**What you will do**:
Your answer must be the full set of records, repeated exactly.

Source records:
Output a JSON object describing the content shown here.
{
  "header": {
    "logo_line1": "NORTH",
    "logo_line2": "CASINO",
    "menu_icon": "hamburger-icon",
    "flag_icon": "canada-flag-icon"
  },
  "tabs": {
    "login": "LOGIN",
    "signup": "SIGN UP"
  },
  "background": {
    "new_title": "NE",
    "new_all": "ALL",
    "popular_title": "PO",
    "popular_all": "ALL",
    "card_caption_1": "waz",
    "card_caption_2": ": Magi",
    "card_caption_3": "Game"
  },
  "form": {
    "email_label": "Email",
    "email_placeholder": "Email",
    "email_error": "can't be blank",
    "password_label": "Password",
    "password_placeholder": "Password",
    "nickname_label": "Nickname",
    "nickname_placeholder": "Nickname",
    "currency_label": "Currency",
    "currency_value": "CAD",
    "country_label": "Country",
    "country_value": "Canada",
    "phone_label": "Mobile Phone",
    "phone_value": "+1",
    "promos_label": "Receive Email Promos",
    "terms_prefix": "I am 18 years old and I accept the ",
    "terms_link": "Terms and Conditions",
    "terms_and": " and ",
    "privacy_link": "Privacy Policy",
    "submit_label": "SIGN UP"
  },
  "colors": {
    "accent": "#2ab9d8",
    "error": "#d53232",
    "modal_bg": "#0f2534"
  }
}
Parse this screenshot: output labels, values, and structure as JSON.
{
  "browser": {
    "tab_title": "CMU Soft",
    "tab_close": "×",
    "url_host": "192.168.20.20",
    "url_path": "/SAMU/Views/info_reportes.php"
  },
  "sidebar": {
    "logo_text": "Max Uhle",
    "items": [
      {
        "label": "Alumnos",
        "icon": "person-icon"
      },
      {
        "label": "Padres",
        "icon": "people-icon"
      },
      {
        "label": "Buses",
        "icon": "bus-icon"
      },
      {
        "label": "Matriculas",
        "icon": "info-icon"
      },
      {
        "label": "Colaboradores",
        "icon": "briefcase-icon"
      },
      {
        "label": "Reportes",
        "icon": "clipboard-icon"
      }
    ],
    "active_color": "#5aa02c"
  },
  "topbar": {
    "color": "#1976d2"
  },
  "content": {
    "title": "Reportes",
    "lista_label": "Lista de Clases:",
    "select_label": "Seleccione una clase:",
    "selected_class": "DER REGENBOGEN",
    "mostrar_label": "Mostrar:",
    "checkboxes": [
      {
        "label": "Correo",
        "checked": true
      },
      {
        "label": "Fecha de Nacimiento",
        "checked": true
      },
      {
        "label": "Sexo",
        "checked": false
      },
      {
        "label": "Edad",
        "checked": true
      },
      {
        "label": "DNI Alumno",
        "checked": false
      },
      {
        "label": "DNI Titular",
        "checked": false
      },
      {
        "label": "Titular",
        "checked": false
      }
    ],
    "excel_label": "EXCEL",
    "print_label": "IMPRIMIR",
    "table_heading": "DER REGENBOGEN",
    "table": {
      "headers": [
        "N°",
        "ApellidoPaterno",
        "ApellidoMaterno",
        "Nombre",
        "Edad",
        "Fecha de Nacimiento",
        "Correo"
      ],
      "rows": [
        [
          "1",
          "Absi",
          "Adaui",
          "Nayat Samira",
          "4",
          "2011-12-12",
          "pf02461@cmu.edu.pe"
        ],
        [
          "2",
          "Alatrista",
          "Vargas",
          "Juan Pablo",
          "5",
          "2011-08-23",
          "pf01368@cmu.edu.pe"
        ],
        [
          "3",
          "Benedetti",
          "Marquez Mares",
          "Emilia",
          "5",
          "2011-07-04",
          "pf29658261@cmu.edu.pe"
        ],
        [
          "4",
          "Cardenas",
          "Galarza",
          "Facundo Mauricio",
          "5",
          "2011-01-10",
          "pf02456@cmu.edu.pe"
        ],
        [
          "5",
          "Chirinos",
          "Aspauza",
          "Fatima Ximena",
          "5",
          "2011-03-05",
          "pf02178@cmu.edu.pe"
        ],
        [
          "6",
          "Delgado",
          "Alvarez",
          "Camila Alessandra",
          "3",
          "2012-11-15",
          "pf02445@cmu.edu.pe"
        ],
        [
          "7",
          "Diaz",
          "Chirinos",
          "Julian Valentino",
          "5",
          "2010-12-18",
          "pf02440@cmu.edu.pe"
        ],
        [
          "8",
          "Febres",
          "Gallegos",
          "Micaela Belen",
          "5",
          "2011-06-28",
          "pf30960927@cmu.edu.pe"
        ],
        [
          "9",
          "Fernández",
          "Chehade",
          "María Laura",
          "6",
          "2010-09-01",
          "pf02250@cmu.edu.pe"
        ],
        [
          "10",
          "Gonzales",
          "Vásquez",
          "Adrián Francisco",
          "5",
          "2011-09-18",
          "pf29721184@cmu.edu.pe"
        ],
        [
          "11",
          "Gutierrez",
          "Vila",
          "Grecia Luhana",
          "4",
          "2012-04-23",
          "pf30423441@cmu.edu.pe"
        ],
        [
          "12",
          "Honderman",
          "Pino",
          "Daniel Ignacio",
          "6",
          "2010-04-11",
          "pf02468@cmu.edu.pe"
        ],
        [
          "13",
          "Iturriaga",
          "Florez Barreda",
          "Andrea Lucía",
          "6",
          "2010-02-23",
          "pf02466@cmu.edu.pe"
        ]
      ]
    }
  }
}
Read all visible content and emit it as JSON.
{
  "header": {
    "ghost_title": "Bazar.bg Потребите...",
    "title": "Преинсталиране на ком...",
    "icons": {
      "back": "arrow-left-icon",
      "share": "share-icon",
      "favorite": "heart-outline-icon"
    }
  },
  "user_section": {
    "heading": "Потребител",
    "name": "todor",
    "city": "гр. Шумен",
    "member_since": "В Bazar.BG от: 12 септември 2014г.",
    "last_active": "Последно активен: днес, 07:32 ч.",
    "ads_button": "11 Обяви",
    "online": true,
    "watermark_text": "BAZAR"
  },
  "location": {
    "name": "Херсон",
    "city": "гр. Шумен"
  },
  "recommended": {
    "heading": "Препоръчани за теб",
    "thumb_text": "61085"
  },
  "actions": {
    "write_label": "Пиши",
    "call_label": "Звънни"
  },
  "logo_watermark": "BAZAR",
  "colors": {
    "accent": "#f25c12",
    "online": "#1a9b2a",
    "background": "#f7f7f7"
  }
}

**Reply to the exercise**:
Output a JSON object describing the content shown here.
{
  "header": {
    "logo_line1": "NORTH",
    "logo_line2": "CASINO",
    "menu_icon": "hamburger-icon",
    "flag_icon": "canada-flag-icon"
  },
  "tabs": {
    "login": "LOGIN",
    "signup": "SIGN UP"
  },
  "background": {
    "new_title": "NE",
    "new_all": "ALL",
    "popular_title": "PO",
    "popular_all": "ALL",
    "card_caption_1": "waz",
    "card_caption_2": ": Magi",
    "card_caption_3": "Game"
  },
  "form": {
    "email_label": "Email",
    "email_placeholder": "Email",
    "email_error": "can't be blank",
    "password_label": "Password",
    "password_placeholder": "Password",
    "nickname_label": "Nickname",
    "nickname_placeholder": "Nickname",
    "currency_label": "Currency",
    "currency_value": "CAD",
    "country_label": "Country",
    "country_value": "Canada",
    "phone_label": "Mobile Phone",
    "phone_value": "+1",
    "promos_label": "Receive Email Promos",
    "terms_prefix": "I am 18 years old and I accept the ",
    "terms_link": "Terms and Conditions",
    "terms_and": " and ",
    "privacy_link": "Privacy Policy",
    "submit_label": "SIGN UP"
  },
  "colors": {
    "accent": "#2ab9d8",
    "error": "#d53232",
    "modal_bg": "#0f2534"
  }
}
Parse this screenshot: output labels, values, and structure as JSON.
{
  "browser": {
    "tab_title": "CMU Soft",
    "tab_close": "×",
    "url_host": "192.168.20.20",
    "url_path": "/SAMU/Views/info_reportes.php"
  },
  "sidebar": {
    "logo_text": "Max Uhle",
    "items": [
      {
        "label": "Alumnos",
        "icon": "person-icon"
      },
      {
        "label": "Padres",
        "icon": "people-icon"
      },
      {
        "label": "Buses",
        "icon": "bus-icon"
      },
      {
        "label": "Matriculas",
        "icon": "info-icon"
      },
      {
        "label": "Colaboradores",
        "icon": "briefcase-icon"
      },
      {
        "label": "Reportes",
        "icon": "clipboard-icon"
      }
    ],
    "active_color": "#5aa02c"
  },
  "topbar": {
    "color": "#1976d2"
  },
  "content": {
    "title": "Reportes",
    "lista_label": "Lista de Clases:",
    "select_label": "Seleccione una clase:",
    "selected_class": "DER REGENBOGEN",
    "mostrar_label": "Mostrar:",
    "checkboxes": [
      {
        "label": "Correo",
        "checked": true
      },
      {
        "label": "Fecha de Nacimiento",
        "checked": true
      },
      {
        "label": "Sexo",
        "checked": false
      },
      {
        "label": "Edad",
        "checked": true
      },
      {
        "label": "DNI Alumno",
        "checked": false
      },
      {
        "label": "DNI Titular",
        "checked": false
      },
      {
        "label": "Titular",
        "checked": false
      }
    ],
    "excel_label": "EXCEL",
    "print_label": "IMPRIMIR",
    "table_heading": "DER REGENBOGEN",
    "table": {
      "headers": [
        "N°",
        "ApellidoPaterno",
        "ApellidoMaterno",
        "Nombre",
        "Edad",
        "Fecha de Nacimiento",
        "Correo"
      ],
      "rows": [
        [
          "1",
          "Absi",
          "Adaui",
          "Nayat Samira",
          "4",
          "2011-12-12",
          "pf02461@cmu.edu.pe"
        ],
        [
          "2",
          "Alatrista",
          "Vargas",
          "Juan Pablo",
          "5",
          "2011-08-23",
          "pf01368@cmu.edu.pe"
        ],
        [
          "3",
          "Benedetti",
          "Marquez Mares",
          "Emilia",
          "5",
          "2011-07-04",
          "pf29658261@cmu.edu.pe"
        ],
        [
          "4",
          "Cardenas",
          "Galarza",
          "Facundo Mauricio",
          "5",
          "2011-01-10",
          "pf02456@cmu.edu.pe"
        ],
        [
          "5",
          "Chirinos",
          "Aspauza",
          "Fatima Ximena",
          "5",
          "2011-03-05",
          "pf02178@cmu.edu.pe"
        ],
        [
          "6",
          "Delgado",
          "Alvarez",
          "Camila Alessandra",
          "3",
          "2012-11-15",
          "pf02445@cmu.edu.pe"
        ],
        [
          "7",
          "Diaz",
          "Chirinos",
          "Julian Valentino",
          "5",
          "2010-12-18",
          "pf02440@cmu.edu.pe"
        ],
        [
          "8",
          "Febres",
          "Gallegos",
          "Micaela Belen",
          "5",
          "2011-06-28",
          "pf30960927@cmu.edu.pe"
        ],
        [
          "9",
          "Fernández",
          "Chehade",
          "María Laura",
          "6",
          "2010-09-01",
          "pf02250@cmu.edu.pe"
        ],
        [
          "10",
          "Gonzales",
          "Vásquez",
          "Adrián Francisco",
          "5",
          "2011-09-18",
          "pf29721184@cmu.edu.pe"
        ],
        [
          "11",
          "Gutierrez",
          "Vila",
          "Grecia Luhana",
          "4",
          "2012-04-23",
          "pf30423441@cmu.edu.pe"
        ],
        [
          "12",
          "Honderman",
          "Pino",
          "Daniel Ignacio",
          "6",
          "2010-04-11",
          "pf02468@cmu.edu.pe"
        ],
        [
          "13",
          "Iturriaga",
          "Florez Barreda",
          "Andrea Lucía",
          "6",
          "2010-02-23",
          "pf02466@cmu.edu.pe"
        ]
      ]
    }
  }
}
Read all visible content and emit it as JSON.
{
  "header": {
    "ghost_title": "Bazar.bg Потребите...",
    "title": "Преинсталиране на ком...",
    "icons": {
      "back": "arrow-left-icon",
      "share": "share-icon",
      "favorite": "heart-outline-icon"
    }
  },
  "user_section": {
    "heading": "Потребител",
    "name": "todor",
    "city": "гр. Шумен",
    "member_since": "В Bazar.BG от: 12 септември 2014г.",
    "last_active": "Последно активен: днес, 07:32 ч.",
    "ads_button": "11 Обяви",
    "online": true,
    "watermark_text": "BAZAR"
  },
  "location": {
    "name": "Херсон",
    "city": "гр. Шумен"
  },
  "recommended": {
    "heading": "Препоръчани за теб",
    "thumb_text": "61085"
  },
  "actions": {
    "write_label": "Пиши",
    "call_label": "Звънни"
  },
  "logo_watermark": "BAZAR",
  "colors": {
    "accent": "#f25c12",
    "online": "#1a9b2a",
    "background": "#f7f7f7"
  }
}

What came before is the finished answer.